Firstly, it's crucial to understand that energy consumption concerns revolve around the consensus mechanism of blockchain networks. Bitcoin, the most widely known blockchain, uses a Proof of Work (PoW) consensus mechanism. PoW requires a network of computers, known as miners, to solve complex mathematical problems to verify transactions. The process is competitive, with the first miner to solve the problem rewarded in bitcoins. This competition incurs significant energy costs, with the Cambridge Centre for Alternative Finance reporting that Bitcoin consumes about 121.36 terawatt-hours per year as of early 2021 - comparable to the annual energy usage of Argentina.

While these figures are indeed alarming, they are not a uniform characteristic of blockchains, nor by extension, all NFTs. Enter Proof of Stake (PoS) networks, such as Polygon. Unlike PoW, PoS selects validators to create new blocks based on the number of tokens they hold and are willing to 'stake' as collateral, rather than their computational power.
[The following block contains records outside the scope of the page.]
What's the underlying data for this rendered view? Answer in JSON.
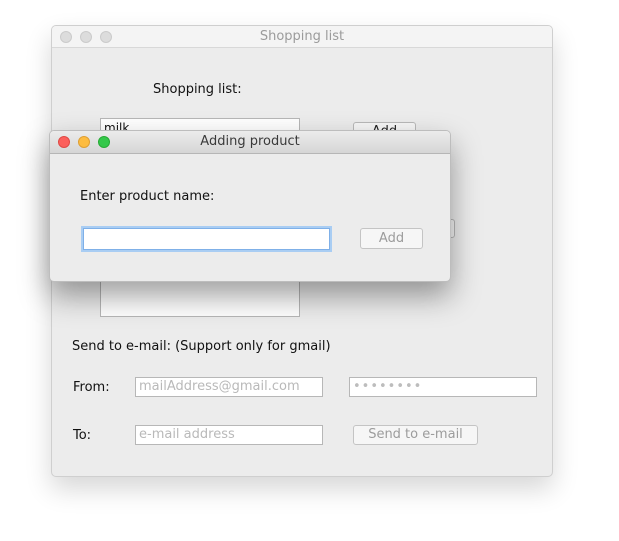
{
  "main_window": {
    "title": "Shopping list",
    "heading": "Shopping list:",
    "list_item_visible": "milk",
    "add_button_label": "Add",
    "send_label": "Send to e-mail: (Support only for gmail)",
    "from_label": "From:",
    "from_placeholder": "mailAddress@gmail.com",
    "password_value": "••••••••",
    "to_label": "To:",
    "to_placeholder": "e-mail address",
    "send_button_label": "Send to e-mail"
  },
  "dialog": {
    "title": "Adding product",
    "prompt": "Enter product name:",
    "input_value": "",
    "add_button_label": "Add"
  },
  "colors": {
    "close": "#fc605c",
    "minimize": "#fdbc40",
    "zoom": "#34c84a"
  }
}
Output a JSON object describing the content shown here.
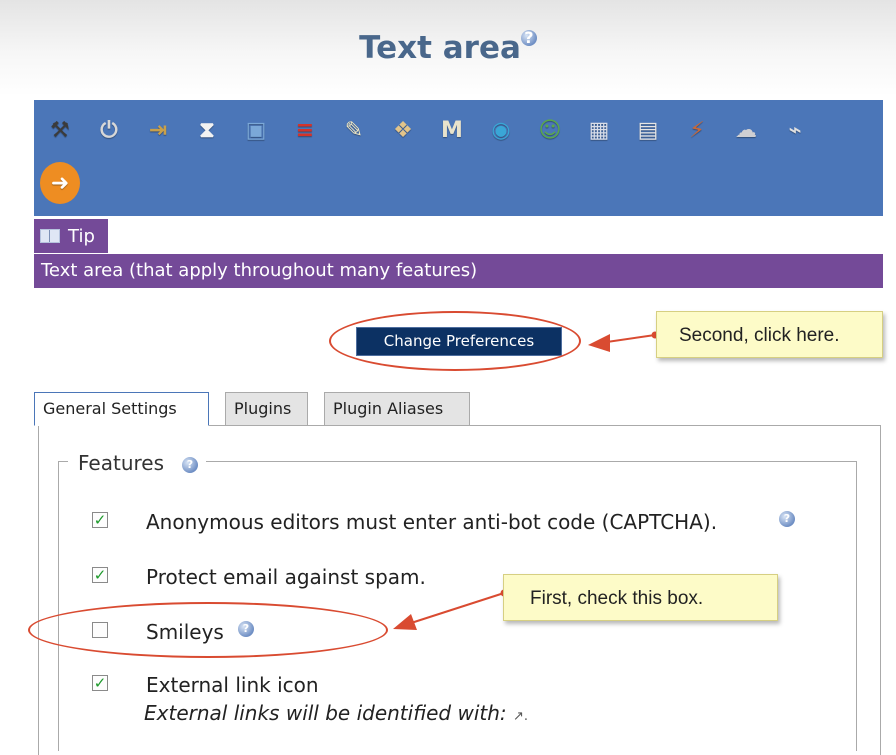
{
  "title": "Text area",
  "toolbar": {
    "icons": [
      {
        "name": "settings-icon",
        "glyph": "⚒",
        "color": "#3b3b3b"
      },
      {
        "name": "power-icon",
        "glyph": "⏻",
        "color": "#d8d8d8"
      },
      {
        "name": "login-icon",
        "glyph": "⇥",
        "color": "#c9a04a"
      },
      {
        "name": "hourglass-icon",
        "glyph": "⧗",
        "color": "#f2f2f2"
      },
      {
        "name": "image-gallery-icon",
        "glyph": "▣",
        "color": "#7ba8d8"
      },
      {
        "name": "german-flag-icon",
        "glyph": "≡",
        "color": "#d4332a"
      },
      {
        "name": "notepad-icon",
        "glyph": "✎",
        "color": "#f1e9c4"
      },
      {
        "name": "puzzle-icon",
        "glyph": "❖",
        "color": "#e2c48a"
      },
      {
        "name": "mail-icon",
        "glyph": "M",
        "color": "#e8e3cc"
      },
      {
        "name": "globe-icon",
        "glyph": "◉",
        "color": "#3aa6d6"
      },
      {
        "name": "users-icon",
        "glyph": "☺",
        "color": "#5aa84c"
      },
      {
        "name": "calendar-icon",
        "glyph": "▦",
        "color": "#d8dde8"
      },
      {
        "name": "files-icon",
        "glyph": "▤",
        "color": "#e6e6e6"
      },
      {
        "name": "plugins-icon",
        "glyph": "⚡",
        "color": "#c7683a"
      },
      {
        "name": "brain-icon",
        "glyph": "☁",
        "color": "#cfcfd2"
      },
      {
        "name": "satellite-dish-icon",
        "glyph": "⌁",
        "color": "#e0e0e0"
      },
      {
        "name": "arrow-right-icon",
        "glyph": "➜",
        "color": "#f19a2a"
      }
    ]
  },
  "tip": {
    "label": "Tip",
    "message": "Text area (that apply throughout many features)"
  },
  "change_preferences_label": "Change Preferences",
  "callouts": {
    "second": "Second, click here.",
    "first": "First, check this box."
  },
  "tabs": [
    {
      "label": "General Settings",
      "active": true
    },
    {
      "label": "Plugins",
      "active": false
    },
    {
      "label": "Plugin Aliases",
      "active": false
    }
  ],
  "features": {
    "legend": "Features",
    "options": [
      {
        "label": "Anonymous editors must enter anti-bot code (CAPTCHA).",
        "checked": true,
        "help": true
      },
      {
        "label": "Protect email against spam.",
        "checked": true,
        "help": false
      },
      {
        "label": "Smileys",
        "checked": false,
        "help": true
      },
      {
        "label": "External link icon",
        "checked": true,
        "help": false
      }
    ],
    "external_note": "External links will be identified with: ",
    "external_note_icon": "↗."
  },
  "colors": {
    "title": "#49678b",
    "toolbar": "#4b76b8",
    "tip_bar": "#744a98",
    "button": "#0c3163",
    "annotation": "#d94b31",
    "callout_bg": "#fdfbc8"
  }
}
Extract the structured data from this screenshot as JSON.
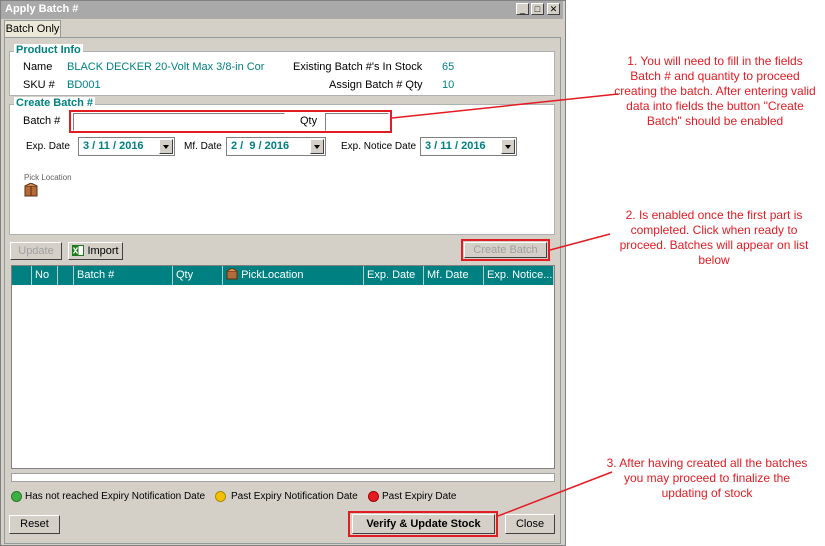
{
  "window": {
    "title": "Apply Batch #",
    "controls": [
      "_",
      "□",
      "✕"
    ]
  },
  "tab": {
    "label": "Batch Only"
  },
  "product_info": {
    "title": "Product Info",
    "name_label": "Name",
    "name_value": "BLACK  DECKER 20-Volt Max 3/8-in Cor",
    "sku_label": "SKU #",
    "sku_value": "BD001",
    "existing_label": "Existing Batch #'s In Stock",
    "existing_value": "65",
    "assign_label": "Assign Batch # Qty",
    "assign_value": "10"
  },
  "create_batch": {
    "title": "Create Batch #",
    "batch_label": "Batch #",
    "batch_value": "",
    "qty_label": "Qty",
    "qty_value": "",
    "exp_label": "Exp. Date",
    "exp_value": "3 / 11 / 2016",
    "mf_label": "Mf. Date",
    "mf_value": "2 /  9 / 2016",
    "notice_label": "Exp. Notice Date",
    "notice_value": "3 / 11 / 2016",
    "pick_label": "Pick Location"
  },
  "toolbar": {
    "update_label": "Update",
    "import_label": "Import",
    "create_batch_label": "Create Batch"
  },
  "grid": {
    "columns": [
      "No",
      "Batch #",
      "Qty",
      "PickLocation",
      "Exp. Date",
      "Mf. Date",
      "Exp. Notice..."
    ]
  },
  "legend": {
    "not_reached": "Has not reached Expiry Notification Date",
    "past_notification": "Past Expiry Notification Date",
    "past_expiry": "Past Expiry Date"
  },
  "footer": {
    "reset_label": "Reset",
    "verify_label": "Verify & Update Stock",
    "close_label": "Close"
  },
  "annotations": {
    "note1": "1. You will need to fill in the fields Batch # and quantity to proceed creating the batch. After entering valid data into fields the button \"Create Batch\" should be enabled",
    "note2": "2. Is enabled once the first part is completed. Click when ready to proceed. Batches will appear on list below",
    "note3": "3. After having created all the batches you may proceed to finalize the updating of stock"
  },
  "colors": {
    "accent": "#008080",
    "annotation": "#e31b23",
    "legend_green": "#3cb043",
    "legend_yellow": "#f2c200",
    "legend_red": "#e31b23"
  }
}
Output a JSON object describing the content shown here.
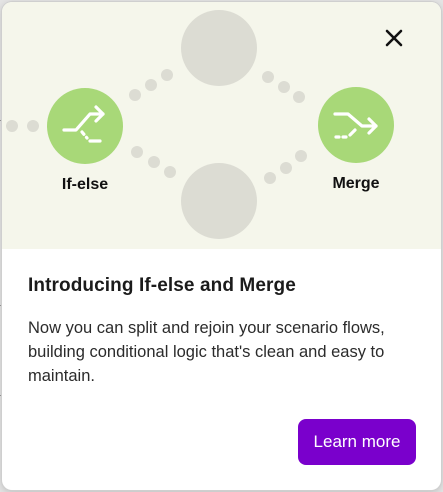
{
  "modal": {
    "close_icon": "close-icon",
    "illustration": {
      "nodes": [
        {
          "label": "If-else",
          "icon": "split-arrows-icon",
          "color": "#a8d878"
        },
        {
          "label": "Merge",
          "icon": "merge-arrows-icon",
          "color": "#a8d878"
        }
      ],
      "placeholder_color": "#dcdcd3",
      "background_color": "#f5f6eb"
    },
    "title": "Introducing If-else and Merge",
    "description": "Now you can split and rejoin your scenario flows, building conditional logic that's clean and easy to maintain.",
    "learn_more_label": "Learn more",
    "accent_color": "#7a00cc"
  }
}
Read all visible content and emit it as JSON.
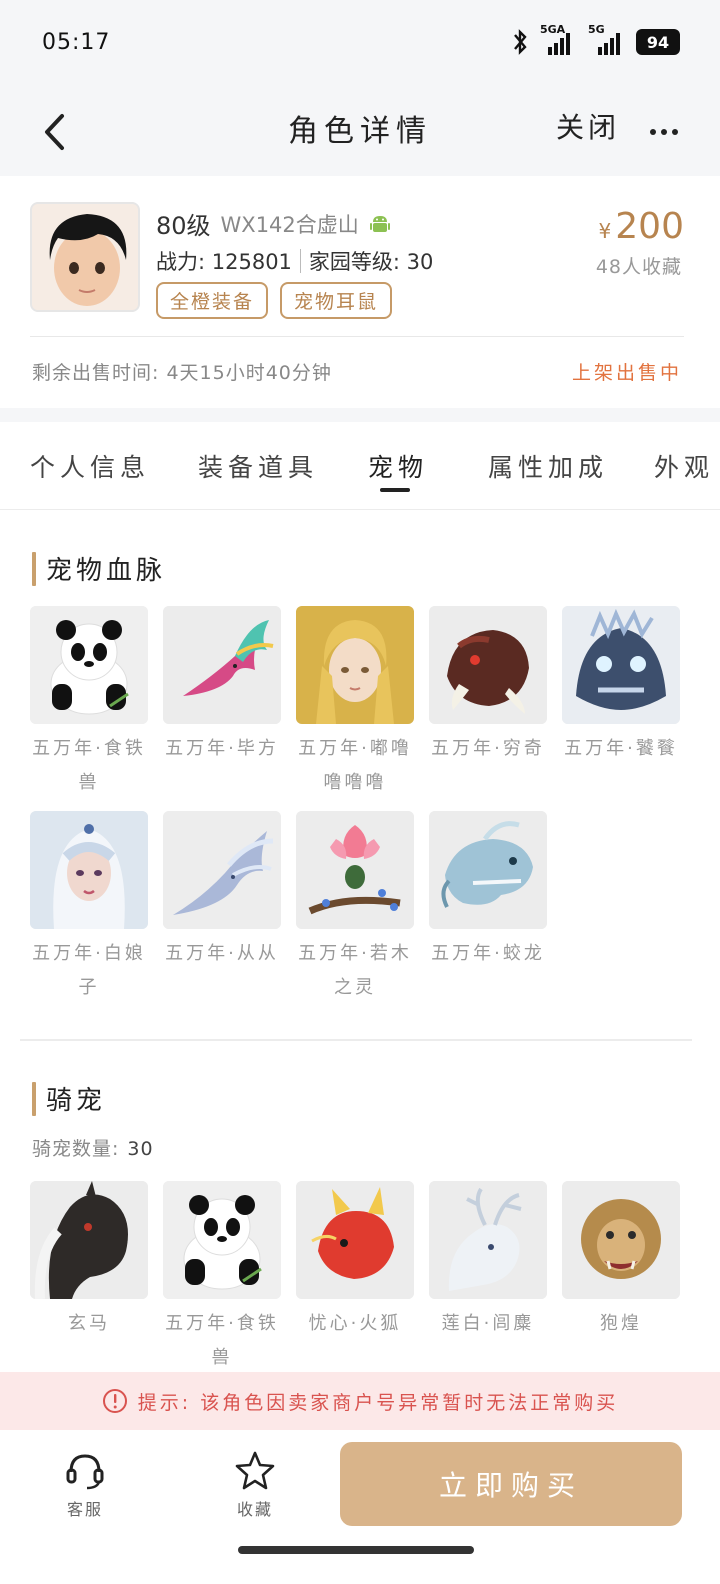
{
  "status_bar": {
    "time": "05:17",
    "network_1": "5GA",
    "network_2": "5G",
    "battery": "94"
  },
  "nav": {
    "title": "角色详情",
    "close_label": "关闭"
  },
  "profile": {
    "level": "80级",
    "server": "WX142合虚山",
    "stats_power": "战力: 125801",
    "stats_home": "家园等级: 30",
    "tags": [
      "全橙装备",
      "宠物耳鼠"
    ],
    "price_currency": "¥",
    "price_value": "200",
    "fav_count": "48人收藏",
    "remain_time": "剩余出售时间: 4天15小时40分钟",
    "sale_status": "上架出售中"
  },
  "tabs": [
    "个人信息",
    "装备道具",
    "宠物",
    "属性加成",
    "外观"
  ],
  "active_tab": "宠物",
  "pet_section": {
    "title": "宠物血脉",
    "pets": [
      {
        "name": "五万年·食铁兽",
        "icon": "panda"
      },
      {
        "name": "五万年·毕方",
        "icon": "bird"
      },
      {
        "name": "五万年·嘟噜噜噜噜",
        "icon": "fairy"
      },
      {
        "name": "五万年·穷奇",
        "icon": "beast"
      },
      {
        "name": "五万年·饕餮",
        "icon": "mask"
      },
      {
        "name": "五万年·白娘子",
        "icon": "lady"
      },
      {
        "name": "五万年·从从",
        "icon": "ice-dragon"
      },
      {
        "name": "五万年·若木之灵",
        "icon": "lotus"
      },
      {
        "name": "五万年·蛟龙",
        "icon": "dragon"
      }
    ]
  },
  "mount_section": {
    "title": "骑宠",
    "count_label": "骑宠数量:",
    "count_value": "30",
    "mounts": [
      {
        "name": "玄马",
        "icon": "horse"
      },
      {
        "name": "五万年·食铁兽",
        "icon": "panda"
      },
      {
        "name": "忧心·火狐",
        "icon": "fox"
      },
      {
        "name": "莲白·闾麋",
        "icon": "deer"
      },
      {
        "name": "狍煌",
        "icon": "lion"
      }
    ]
  },
  "notice": "提示: 该角色因卖家商户号异常暂时无法正常购买",
  "bottom": {
    "service_label": "客服",
    "favorite_label": "收藏",
    "buy_label": "立即购买"
  },
  "colors": {
    "accent": "#c69a67",
    "price": "#b7844f",
    "sale_status": "#e2733f",
    "notice_text": "#d9534f",
    "buy_button": "#d9b48a"
  }
}
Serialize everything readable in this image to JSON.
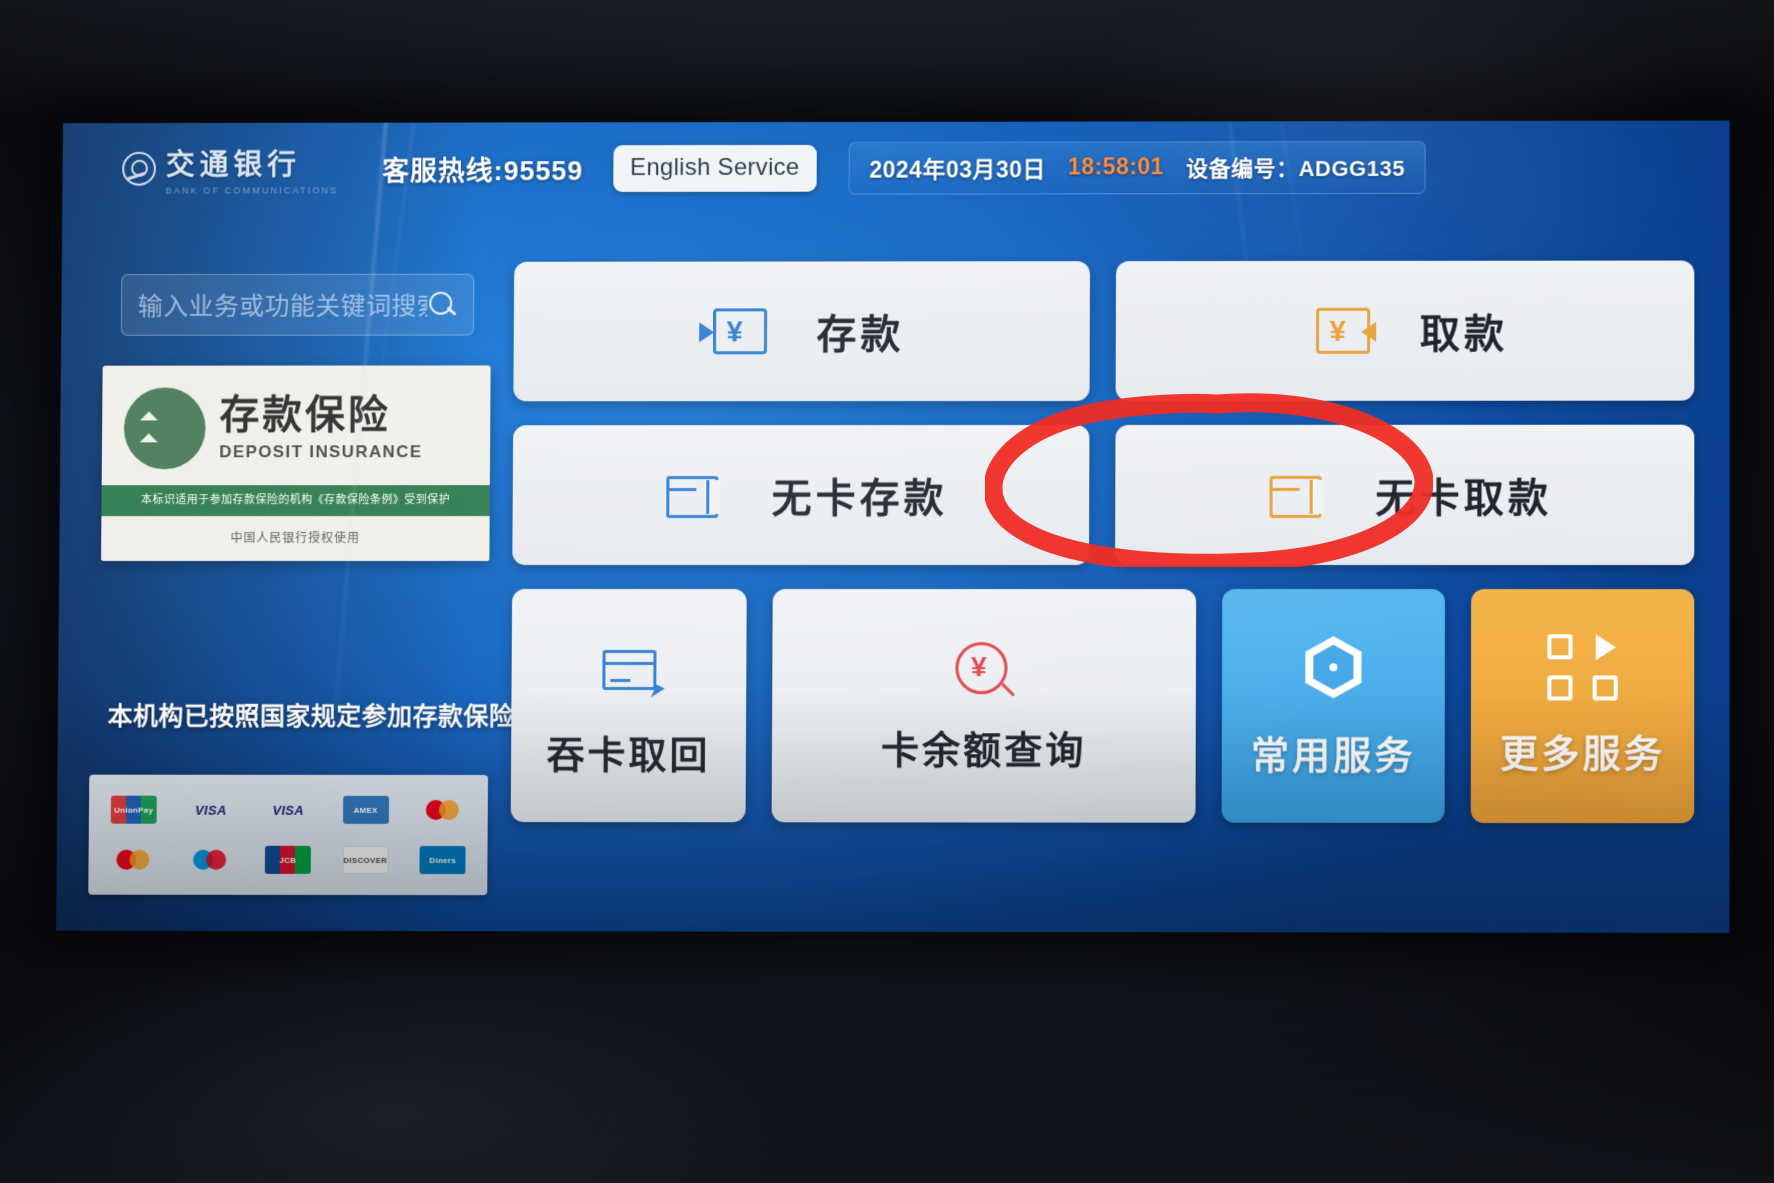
{
  "header": {
    "bank_name": "交通银行",
    "bank_name_en": "BANK OF COMMUNICATIONS",
    "hotline": "客服热线:95559",
    "english_service": "English Service",
    "date": "2024年03月30日",
    "time": "18:58:01",
    "device_id": "设备编号：ADGG135",
    "time_color": "#ff8a3d"
  },
  "sidebar": {
    "search_placeholder": "输入业务或功能关键词搜索...",
    "insurance_card": {
      "title_cn": "存款保险",
      "title_en": "DEPOSIT INSURANCE",
      "green_band": "本标识适用于参加存款保险的机构《存款保险条例》受到保护",
      "footer": "中国人民银行授权使用"
    },
    "insurance_notice": "本机构已按照国家规定参加存款保险",
    "card_logos": [
      "unionpay",
      "visa",
      "visa",
      "amex",
      "mastercard",
      "mastercard",
      "maestro",
      "jcb",
      "discover",
      "diners"
    ]
  },
  "menu": {
    "rows": [
      [
        {
          "label": "存款",
          "icon": "deposit-icon",
          "style": "big",
          "color": "#2f7fd4"
        },
        {
          "label": "取款",
          "icon": "withdraw-icon",
          "style": "big",
          "color": "#e8a33c"
        }
      ],
      [
        {
          "label": "无卡存款",
          "icon": "cardless-deposit-icon",
          "style": "big",
          "color": "#2f7fd4"
        },
        {
          "label": "无卡取款",
          "icon": "cardless-withdraw-icon",
          "style": "big",
          "color": "#e8a33c"
        }
      ],
      [
        {
          "label": "吞卡取回",
          "icon": "retrieve-card-icon",
          "style": "sq",
          "color": "#2f7fd4"
        },
        {
          "label": "卡余额查询",
          "icon": "balance-inquiry-icon",
          "style": "wide2",
          "color": "#e0464e"
        },
        {
          "label": "常用服务",
          "icon": "common-services-icon",
          "style": "accent-blue",
          "color": "#45a8e6"
        },
        {
          "label": "更多服务",
          "icon": "more-services-icon",
          "style": "accent-orange",
          "color": "#eda238"
        }
      ]
    ]
  },
  "annotation": {
    "type": "red-ellipse-marker",
    "target": "无卡取款",
    "color": "#ef2d24"
  }
}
Consequently, by not requiring nearly as much computational power, PoS networks significantly reduce energy consumption.

Understanding these energy consumptions in a broader context further sheds light on blockchain technology's relative environmental impact. A 2020 study by the International Energy Agency highlighted that data centers worldwide consumed around 200 terawatt-hours of electricity per year. This figure is projected to reach 651 terawatt-hours by 2024 – figures that dwarf the energy consumption of even Bitcoin, let alone Ethereum or Polygon. When considering the vast array of industries dependent on data centers, it's clear that the environmental impact of blockchain technology isn't as unique as many would believe.

Similarly, traditional financial industries aren't entirely green either. A 2019 report by Galaxy Digital compared the energy consumption of gold mining and the traditional banking system to Bitcoin. It revealed that Bitcoin consumed less energy than either of these, further adding to the contextual comparison of energy consumptions.

It's important to understand that, like any technology, blockchain has a carbon footprint. Yet, it's not a 'one-size-fits-all' issue. Not all blockchains consume energy at the same level, and efforts are being made to transition to more sustainable models, as demonstrated by Ethereum's shift to PoS and Polygon's existing model.

Critically, the discussion around NFTs and their environmental impact needs a more nuanced approach. While it's accurate to note that PoW blockchains, like Bitcoin, are energy-intensive, it is a sweeping generalization to label all NFTs as environmentally damaging. Recognizing the diversity within blockchain technologies and their varying environmental footprints is crucial in ensuring a balanced perspective and fostering responsible innovation in this rapidly evolving digital landscape.  

Finally, it’s worth noting that all of Uptop’s blockchain infrastructure to date has been built on Polygon, which, thanks to its PoS consensus mechanism, consumes a very small fraction of the amount of energy that a network like Bitcoin does.